One 30-day supply bottle of Instaflex Advanced is $69.99.
This is more than other joint products. But I would argue that the available evidence in support of the ingredients, plus independent testing, make this product potentially worth the price for someone in need of joint pain relief.
If it doesn’t work, you can return any unused capsules within 30 days of purchase for a full refund.
The company also offers a 14-day trial for $4.99. However, keep in mind that you will need to cancel within 18 days after placing your order, or you will be billed for a 30-day supply.
There are many joint products on the market, and most are glucosamine and chondroitin based or contain turmeric and Boswellia Serrata.
I was unable to find any product that appeared as comprehensive as this supplement. Most have also not been tested by a third party.
If it fits in the consumer’s budget, Instaflex Advanced appears to be worth a shot for someone looking for non-medication joint pain relief in addition to other lifestyle medicine practices.
There is plenty of scientific evidence in the form of double-blind, randomized, placebo-controlled trials for this product as a whole as well as for its main active ingredients.
I also like that it bears a third-party testing mark for consumer peace of mind.
Still, much of the research supporting its use appears to be limited to short durations and using specific patient populations, making it difficult to tell whether the target consumer of this product would experience the same benefits or results.
This product seems to have pretty promising support behind its ingredients and benefits for joint pain in specific populations.
Still, long-term research on efficacy was difficult to find, and some of its active ingredients may interact with certain medications.
I would recommend that active individuals with joint pain, who are the target consumer of this product, speak with an exercise specialist to make sure their pain has been comprehensively evaluated.
There may be other lifestyle approaches to consider.
As with all supplements, it’s best to speak with your doctor first to make sure this product is appropriate with your medication list and that any physical pain has been properly examined.

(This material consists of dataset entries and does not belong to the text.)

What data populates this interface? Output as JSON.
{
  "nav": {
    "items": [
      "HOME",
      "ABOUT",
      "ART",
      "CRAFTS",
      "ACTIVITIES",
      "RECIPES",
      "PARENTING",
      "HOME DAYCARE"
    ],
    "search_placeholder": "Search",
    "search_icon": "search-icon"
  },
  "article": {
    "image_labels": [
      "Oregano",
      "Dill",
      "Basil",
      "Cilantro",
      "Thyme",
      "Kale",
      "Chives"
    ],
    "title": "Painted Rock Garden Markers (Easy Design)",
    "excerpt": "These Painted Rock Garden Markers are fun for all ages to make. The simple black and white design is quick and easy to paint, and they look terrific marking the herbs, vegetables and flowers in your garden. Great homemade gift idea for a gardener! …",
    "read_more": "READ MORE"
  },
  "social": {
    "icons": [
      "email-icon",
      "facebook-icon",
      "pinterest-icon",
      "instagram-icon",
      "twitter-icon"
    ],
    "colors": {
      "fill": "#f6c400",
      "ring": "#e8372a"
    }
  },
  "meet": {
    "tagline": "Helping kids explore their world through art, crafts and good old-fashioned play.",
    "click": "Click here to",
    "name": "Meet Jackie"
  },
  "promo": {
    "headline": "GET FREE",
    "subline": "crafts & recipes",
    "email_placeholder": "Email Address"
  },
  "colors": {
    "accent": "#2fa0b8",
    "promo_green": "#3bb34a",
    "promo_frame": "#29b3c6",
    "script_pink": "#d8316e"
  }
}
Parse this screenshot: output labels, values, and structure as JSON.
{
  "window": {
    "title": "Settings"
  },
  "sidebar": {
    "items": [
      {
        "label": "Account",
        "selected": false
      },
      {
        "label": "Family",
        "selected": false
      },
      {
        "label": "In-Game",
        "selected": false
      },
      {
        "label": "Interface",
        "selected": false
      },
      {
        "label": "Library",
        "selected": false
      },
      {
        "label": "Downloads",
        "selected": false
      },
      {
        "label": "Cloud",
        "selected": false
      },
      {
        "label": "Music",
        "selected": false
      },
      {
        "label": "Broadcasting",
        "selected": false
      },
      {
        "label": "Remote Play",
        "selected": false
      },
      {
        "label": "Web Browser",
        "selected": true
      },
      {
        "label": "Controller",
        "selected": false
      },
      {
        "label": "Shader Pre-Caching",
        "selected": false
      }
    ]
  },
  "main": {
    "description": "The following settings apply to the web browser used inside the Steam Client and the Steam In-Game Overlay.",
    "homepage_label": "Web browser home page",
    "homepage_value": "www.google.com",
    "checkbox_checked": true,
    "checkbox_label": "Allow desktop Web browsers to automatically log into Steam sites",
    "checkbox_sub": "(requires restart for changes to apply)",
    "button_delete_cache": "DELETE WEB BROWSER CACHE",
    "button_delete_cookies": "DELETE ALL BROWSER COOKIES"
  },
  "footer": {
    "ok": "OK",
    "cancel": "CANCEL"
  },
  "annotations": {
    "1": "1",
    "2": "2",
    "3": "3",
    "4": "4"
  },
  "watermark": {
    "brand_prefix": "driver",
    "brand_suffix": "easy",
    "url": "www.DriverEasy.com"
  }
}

At WellnessVerge, we only use primary references for our articles, including peer reviewed medical journals or well-respected academic institutions.
- A commercialized dietary supplement alleviates joint pain in community adults: a double-blind, placebo-controlled community trial:
- Antioxidant and anti-inflammatory properties of curcumin:
- Effectiveness of Curcuma longa Extract for the Treatment of Symptoms and Effusion–Synovitis of Knee Osteoarthritis:
- Curcumin: A Review of Its Effects on Human Health:
- Resveratrol Supplementation Reduces Pain and Inflammation in Knee Osteoarthritis Patients Treated with Meloxicam: A Randomized Placebo-Controlled Study:
- A double blind, randomized, placebo controlled clinical study evaluates the early efficacy of aflapin in subjects with osteoarthritis of knee:
- Comparative efficacy and tolerability of 5-Loxin and AflapinAgainst osteoarthritis of the knee: a double blind, randomized, placebo controlled clinical study:
- Undenatured type II collagen (UC-II®) for joint support: a randomized, double-blind, placebo-controlled study in healthy volunteers:
- Safety and efficacy of undenatured type II collagen in the treatment of osteoarthritis of the knee: a clinical trial:
- Efficacy and tolerability of an undenatured type II collagen supplement in modulating knee osteoarthritis symptoms: a multicenter randomized, double-blind, placebo-controlled study:
- The effects of an oral preparation containing hyaluronic acid (Oralvisc®) on obese knee osteoarthritis patients determined by pain, function, bradykinin, leptin, inflammatory cytokines, and heavy water analyses:
- The effect of glucosamine on glucose metabolism in humans: a systematic review of the literature:
- The Effect of Oral Glucosamine Sulfate on Insulin Sensitivity in Human Subjects:
- Boswellia: an evidence-based systematic review by the Natural Standard Research Collaboration: